Among the following entries, say how many lines contain the word "ball"; the answer is a number and nothing else.

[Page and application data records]
****************************************
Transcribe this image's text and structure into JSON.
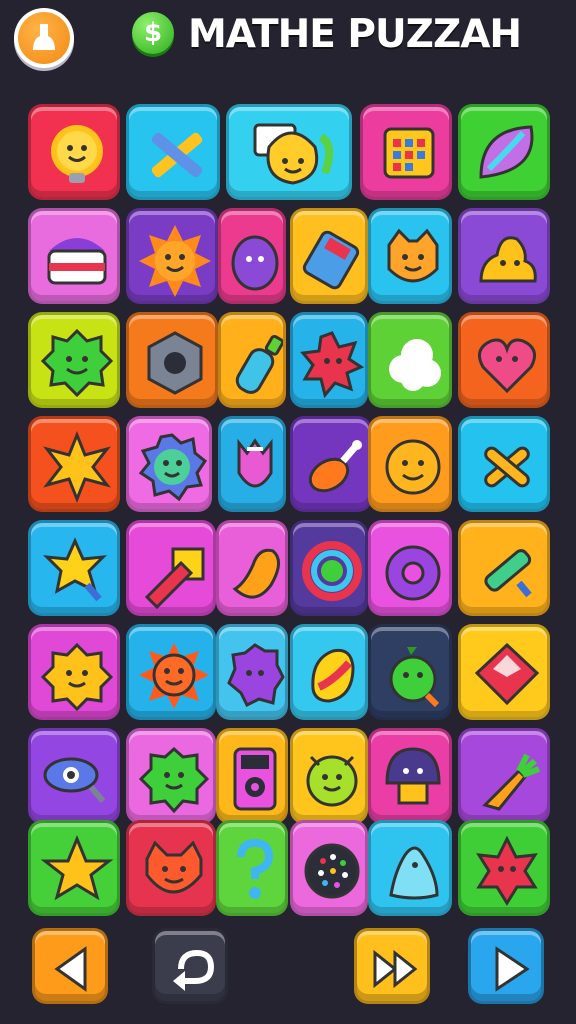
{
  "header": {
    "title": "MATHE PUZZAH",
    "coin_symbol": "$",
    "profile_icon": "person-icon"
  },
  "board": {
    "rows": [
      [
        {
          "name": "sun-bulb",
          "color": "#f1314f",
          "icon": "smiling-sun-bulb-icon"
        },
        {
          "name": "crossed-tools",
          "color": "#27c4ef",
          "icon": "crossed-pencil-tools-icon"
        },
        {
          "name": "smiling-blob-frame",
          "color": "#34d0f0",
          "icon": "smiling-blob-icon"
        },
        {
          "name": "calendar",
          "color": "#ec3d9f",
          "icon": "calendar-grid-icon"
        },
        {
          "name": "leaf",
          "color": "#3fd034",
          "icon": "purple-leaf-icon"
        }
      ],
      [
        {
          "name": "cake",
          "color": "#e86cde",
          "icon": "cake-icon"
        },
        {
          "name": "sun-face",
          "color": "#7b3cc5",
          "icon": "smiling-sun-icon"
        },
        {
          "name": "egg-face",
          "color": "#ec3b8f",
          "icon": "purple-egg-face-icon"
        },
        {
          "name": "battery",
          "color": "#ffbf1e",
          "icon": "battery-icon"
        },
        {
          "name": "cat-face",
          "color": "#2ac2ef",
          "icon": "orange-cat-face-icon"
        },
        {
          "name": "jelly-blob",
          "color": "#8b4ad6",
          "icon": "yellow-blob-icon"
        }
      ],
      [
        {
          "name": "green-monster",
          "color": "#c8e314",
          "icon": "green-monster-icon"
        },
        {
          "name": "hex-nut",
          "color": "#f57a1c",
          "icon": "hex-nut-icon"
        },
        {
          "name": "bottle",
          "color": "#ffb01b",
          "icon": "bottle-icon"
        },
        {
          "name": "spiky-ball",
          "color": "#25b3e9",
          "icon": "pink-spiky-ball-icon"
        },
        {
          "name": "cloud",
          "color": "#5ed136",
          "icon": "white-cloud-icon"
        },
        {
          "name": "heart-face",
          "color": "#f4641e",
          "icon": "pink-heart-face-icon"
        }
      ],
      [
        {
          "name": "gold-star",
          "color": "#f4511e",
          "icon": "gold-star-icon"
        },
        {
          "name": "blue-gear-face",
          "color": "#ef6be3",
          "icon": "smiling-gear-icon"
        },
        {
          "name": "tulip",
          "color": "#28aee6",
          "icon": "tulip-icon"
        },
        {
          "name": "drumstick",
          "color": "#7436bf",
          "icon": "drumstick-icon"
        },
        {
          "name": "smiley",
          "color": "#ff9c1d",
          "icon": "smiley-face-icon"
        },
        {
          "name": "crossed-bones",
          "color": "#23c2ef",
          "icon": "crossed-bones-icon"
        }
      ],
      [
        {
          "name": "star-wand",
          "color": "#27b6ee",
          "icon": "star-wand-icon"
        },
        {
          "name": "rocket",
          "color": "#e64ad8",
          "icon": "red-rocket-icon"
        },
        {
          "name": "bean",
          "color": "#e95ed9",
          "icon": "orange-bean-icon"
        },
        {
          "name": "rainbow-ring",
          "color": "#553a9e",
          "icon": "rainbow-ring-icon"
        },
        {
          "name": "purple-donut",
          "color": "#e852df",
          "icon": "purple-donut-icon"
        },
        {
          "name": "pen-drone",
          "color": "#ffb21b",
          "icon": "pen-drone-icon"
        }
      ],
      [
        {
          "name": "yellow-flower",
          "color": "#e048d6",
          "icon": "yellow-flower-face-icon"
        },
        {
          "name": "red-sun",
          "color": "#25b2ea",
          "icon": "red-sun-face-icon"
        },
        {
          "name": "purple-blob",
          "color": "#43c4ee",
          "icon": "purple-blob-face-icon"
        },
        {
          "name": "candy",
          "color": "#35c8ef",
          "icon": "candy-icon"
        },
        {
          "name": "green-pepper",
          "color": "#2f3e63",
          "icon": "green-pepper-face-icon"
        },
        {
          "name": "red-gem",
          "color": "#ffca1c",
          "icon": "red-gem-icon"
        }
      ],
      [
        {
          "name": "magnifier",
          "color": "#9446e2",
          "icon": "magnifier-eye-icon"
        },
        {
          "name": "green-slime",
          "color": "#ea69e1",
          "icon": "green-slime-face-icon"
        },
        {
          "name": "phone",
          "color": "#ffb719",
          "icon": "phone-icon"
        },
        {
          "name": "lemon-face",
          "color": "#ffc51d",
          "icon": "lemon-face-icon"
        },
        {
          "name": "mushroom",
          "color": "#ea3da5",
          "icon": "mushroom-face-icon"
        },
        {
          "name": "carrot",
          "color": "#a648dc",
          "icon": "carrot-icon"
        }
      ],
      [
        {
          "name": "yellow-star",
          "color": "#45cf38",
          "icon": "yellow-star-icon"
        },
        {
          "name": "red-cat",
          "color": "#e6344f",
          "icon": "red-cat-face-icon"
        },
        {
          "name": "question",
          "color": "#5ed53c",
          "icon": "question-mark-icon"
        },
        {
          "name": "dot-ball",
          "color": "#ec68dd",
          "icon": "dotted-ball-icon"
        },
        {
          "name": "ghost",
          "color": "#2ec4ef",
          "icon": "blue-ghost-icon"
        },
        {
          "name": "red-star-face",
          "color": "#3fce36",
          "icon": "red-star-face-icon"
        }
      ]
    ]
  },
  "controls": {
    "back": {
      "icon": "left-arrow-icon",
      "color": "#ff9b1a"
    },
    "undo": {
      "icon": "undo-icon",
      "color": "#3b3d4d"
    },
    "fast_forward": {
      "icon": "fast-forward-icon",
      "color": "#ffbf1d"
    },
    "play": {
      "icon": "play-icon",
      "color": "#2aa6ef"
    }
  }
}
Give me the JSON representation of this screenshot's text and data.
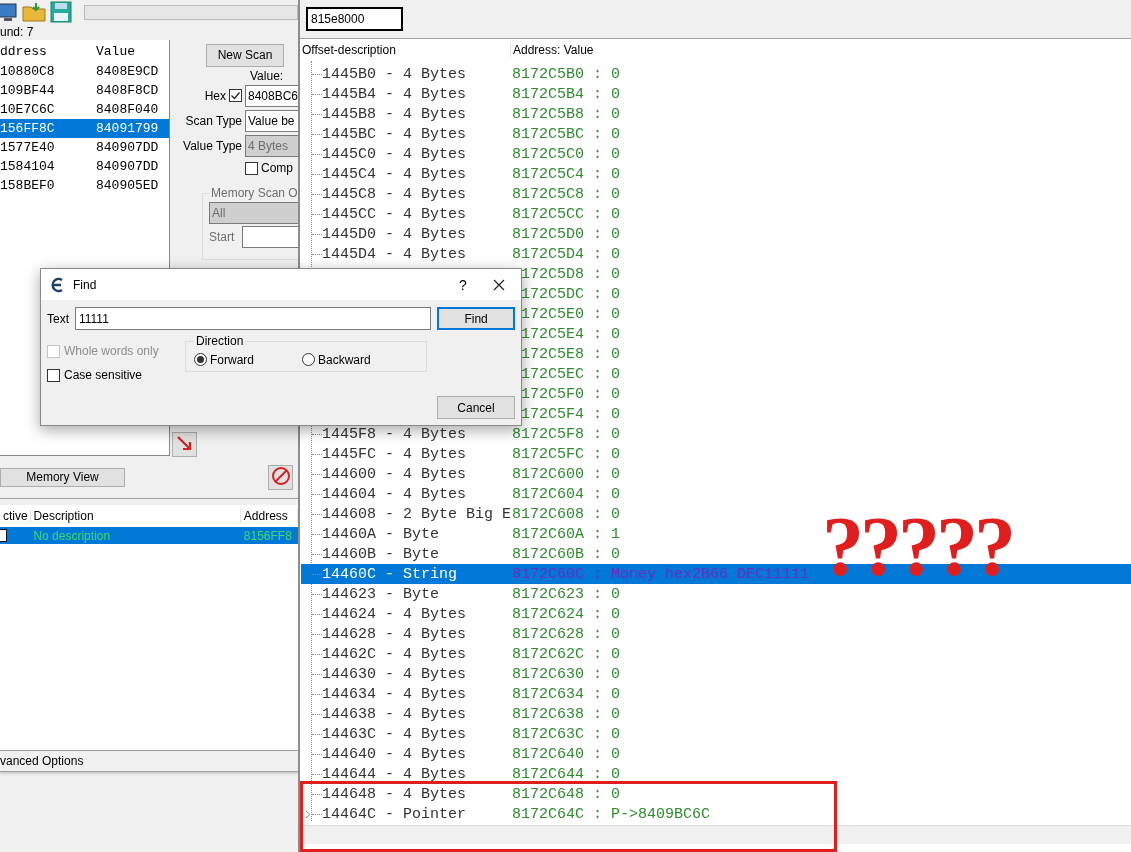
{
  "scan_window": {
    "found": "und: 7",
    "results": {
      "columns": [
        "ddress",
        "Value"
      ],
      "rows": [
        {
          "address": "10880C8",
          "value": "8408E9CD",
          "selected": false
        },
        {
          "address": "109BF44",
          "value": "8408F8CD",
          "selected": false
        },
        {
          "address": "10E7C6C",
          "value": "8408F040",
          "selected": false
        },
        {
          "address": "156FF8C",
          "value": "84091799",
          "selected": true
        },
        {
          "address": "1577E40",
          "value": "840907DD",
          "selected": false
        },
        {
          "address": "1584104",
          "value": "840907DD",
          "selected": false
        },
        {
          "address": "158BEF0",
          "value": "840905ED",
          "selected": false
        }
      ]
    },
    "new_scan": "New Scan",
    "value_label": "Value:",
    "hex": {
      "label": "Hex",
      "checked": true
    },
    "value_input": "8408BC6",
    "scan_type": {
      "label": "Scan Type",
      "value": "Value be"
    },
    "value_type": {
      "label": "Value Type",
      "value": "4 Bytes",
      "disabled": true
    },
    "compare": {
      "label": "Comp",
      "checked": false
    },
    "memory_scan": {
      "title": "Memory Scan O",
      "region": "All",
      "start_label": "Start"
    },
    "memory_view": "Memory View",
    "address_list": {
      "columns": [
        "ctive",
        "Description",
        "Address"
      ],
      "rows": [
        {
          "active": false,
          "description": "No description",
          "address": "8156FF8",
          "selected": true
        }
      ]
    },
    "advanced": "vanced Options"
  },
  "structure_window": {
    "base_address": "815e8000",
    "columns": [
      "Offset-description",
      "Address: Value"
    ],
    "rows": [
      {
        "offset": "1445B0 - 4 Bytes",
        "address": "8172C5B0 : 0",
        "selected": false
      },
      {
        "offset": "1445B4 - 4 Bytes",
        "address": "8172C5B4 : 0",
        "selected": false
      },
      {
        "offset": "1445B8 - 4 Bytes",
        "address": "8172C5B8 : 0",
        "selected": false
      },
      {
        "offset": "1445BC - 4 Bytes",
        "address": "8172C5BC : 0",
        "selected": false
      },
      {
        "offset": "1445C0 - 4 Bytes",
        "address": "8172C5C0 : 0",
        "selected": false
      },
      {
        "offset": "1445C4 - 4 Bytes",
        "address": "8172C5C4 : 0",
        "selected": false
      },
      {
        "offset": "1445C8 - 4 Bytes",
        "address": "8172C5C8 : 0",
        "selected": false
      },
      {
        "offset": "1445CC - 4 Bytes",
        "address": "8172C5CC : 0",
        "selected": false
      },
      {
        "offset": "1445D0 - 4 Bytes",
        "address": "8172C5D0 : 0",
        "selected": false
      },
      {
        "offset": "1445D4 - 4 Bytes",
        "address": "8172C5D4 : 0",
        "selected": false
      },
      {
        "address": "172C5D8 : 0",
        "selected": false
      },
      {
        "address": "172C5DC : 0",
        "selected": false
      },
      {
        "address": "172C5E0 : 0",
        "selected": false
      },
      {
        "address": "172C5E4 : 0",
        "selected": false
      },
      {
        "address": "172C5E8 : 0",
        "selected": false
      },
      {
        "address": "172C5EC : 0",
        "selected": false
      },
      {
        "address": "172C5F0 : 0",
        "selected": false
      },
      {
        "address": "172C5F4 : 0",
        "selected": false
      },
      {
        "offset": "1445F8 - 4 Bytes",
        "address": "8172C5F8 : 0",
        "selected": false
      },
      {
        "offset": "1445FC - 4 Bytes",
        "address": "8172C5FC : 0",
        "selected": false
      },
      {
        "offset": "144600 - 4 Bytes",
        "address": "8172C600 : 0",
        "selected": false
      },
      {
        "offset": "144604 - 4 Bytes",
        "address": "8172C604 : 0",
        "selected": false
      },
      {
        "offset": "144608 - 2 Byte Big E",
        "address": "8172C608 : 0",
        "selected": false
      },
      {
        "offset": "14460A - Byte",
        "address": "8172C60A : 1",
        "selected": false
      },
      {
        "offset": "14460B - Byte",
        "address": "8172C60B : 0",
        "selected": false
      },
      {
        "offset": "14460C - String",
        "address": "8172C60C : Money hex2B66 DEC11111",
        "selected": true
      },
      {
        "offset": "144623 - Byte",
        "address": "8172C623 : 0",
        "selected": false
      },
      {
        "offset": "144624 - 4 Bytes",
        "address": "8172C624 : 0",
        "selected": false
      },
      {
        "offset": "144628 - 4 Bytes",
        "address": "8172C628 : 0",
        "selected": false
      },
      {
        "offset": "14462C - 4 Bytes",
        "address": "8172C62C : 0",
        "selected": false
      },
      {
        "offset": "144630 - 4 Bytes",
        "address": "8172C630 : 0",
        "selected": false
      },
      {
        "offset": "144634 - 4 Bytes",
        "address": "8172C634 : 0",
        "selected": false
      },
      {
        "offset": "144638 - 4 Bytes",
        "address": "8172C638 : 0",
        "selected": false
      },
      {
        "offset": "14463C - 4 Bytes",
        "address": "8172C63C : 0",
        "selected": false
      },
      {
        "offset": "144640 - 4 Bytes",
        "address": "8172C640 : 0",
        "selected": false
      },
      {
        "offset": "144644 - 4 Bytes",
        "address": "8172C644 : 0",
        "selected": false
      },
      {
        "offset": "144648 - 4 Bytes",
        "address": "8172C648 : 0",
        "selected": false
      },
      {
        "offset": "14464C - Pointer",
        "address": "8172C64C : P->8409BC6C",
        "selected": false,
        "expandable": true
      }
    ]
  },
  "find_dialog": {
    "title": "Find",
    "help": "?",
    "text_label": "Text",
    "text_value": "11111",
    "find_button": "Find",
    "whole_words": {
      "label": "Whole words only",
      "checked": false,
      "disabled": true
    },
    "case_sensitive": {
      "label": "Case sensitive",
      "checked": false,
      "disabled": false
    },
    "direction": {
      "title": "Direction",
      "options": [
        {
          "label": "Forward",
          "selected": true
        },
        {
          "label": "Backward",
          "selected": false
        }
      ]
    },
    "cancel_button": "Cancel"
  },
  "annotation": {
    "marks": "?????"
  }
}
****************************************
| Response box |
4